Elles: Tale of Aging Women, Starring Carmen Maura, Marisa Berenson and Others

Wavering between cinema and sociology, genuine drama and schmaltzy soap, the international co-production Elles tackles the issue of aging among fortysomething women, who still suffer from the double-standard treatment that prevails in Western societies.

Starring five beautiful actresses, Spanish Carmen Maura, French Miou Miou and Guesch Patti, American Marisa Berenson, and German Marthe Keller, the film begins well, but then veers toward the kind of material one associates with soaps and sitcoms, cramming within its short time frame just about any problem about middle-aged femmes one can imagine.

Still, relevant subject matter and illustrious international cast might persuade a small distributor to release this female-themed meller in major American cities, with stronger prospects in European theatrical and ancillary markets.

The early sequences of Portuguese director Luis Galvaso Teles’ Elles promise to be more in the vein of Almodovar’s Women on the Verge of Nervous Breakdown than that of On Golden Pond or other social problem melodramas about the implications of old age.

Linda (Carmen Maura), a successful TV journalist, is dating a handsome man, Gigi (Joaquim De Almeida), but she seems unable to commit. In a kind of role reversal, it’s Linda who kicks her lover out of her bed every night around 2 a.m. An accomplished literature professor, Eva (Miou Miou) is a desirable single woman, who suddenly finds herself attracted to her young student, who happens to be the son of her friend Barbara (Keller). Regal and proud, Barbara, who has a catering business, is in the midst of divorce proceedings from her husband who’s courting a woman half his age.

Chloe (Berenson), the owner of a beauty salon, has a job, which forces her to confront on a daily basis the reality of looking older.
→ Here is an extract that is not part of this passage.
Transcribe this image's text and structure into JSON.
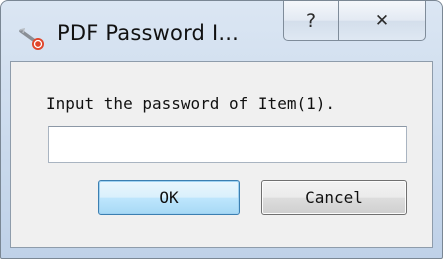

Rounding out the quintet is Branca (Patti), a passionate but self-destructive actress-singer, who becomes alienated from her adolescent daughter, when the latter observes her making love during rehearsal.

Though centering on women and filtering the stories through their distinctive perspective, helmer and co-scripter Teles doesn’t neglect the men. To his credit, all the characters–male and female–are appealing and physically attractive. Unlike Waiting to Exhale, in which the gloriously looking women were way above their male counterparts, in Elles, the femmes don’t make fools out of themselves by dating the “wrong” guys.

Unfortunately, Teles’s heavy-handed psychologism and middlebrow therapeutic sensibility are used like hot syrup on a delicious ice cream, loading the narrative with sufficient problems for a whole TV series. Indeed, in due course, each woman is asked to brave her “Problem” and deal with it in an emotionally satisfying and mature manner. Hence, Barbara is not only suffering from the acute effects of divorce, but has to face her own immortality, after being examined by her ex-husband-doctor. Similarly, troubled mom Branca is forced to blame herself for neglecting her drug-addicted daughter and to take an action to rectify her behavior.

One can almost see the film’s schematic blueprint, based on Tele’s desire to encompass all the possible dilemmas fortysomething women might encounter at this traumatically dreaded phase of their lives. The rationale behind the inclusion of a lesbian, who, as written and played by Berenson, comes across as a type, is probably based on the director’s wish to espouse liberal philosophy, but also derives from his belief that, demographically speaking, it makes sense that one out of five women be a lesbian.

It helps a great deal that, within these narrative limitations, all five actresses acquit themselves honorably, though each one has done better and more fulfilling work in previous films. Still, their sexy quintet makes the film much more appealing and enjoyable than it has any right to be.

Though shot in Lisbon, Elles could have taken place in any major European city (which is the point of the film). Ravishing beauty of the five actresses is accentuated by lenser Alfredo Mayo’s sensually erotic camera.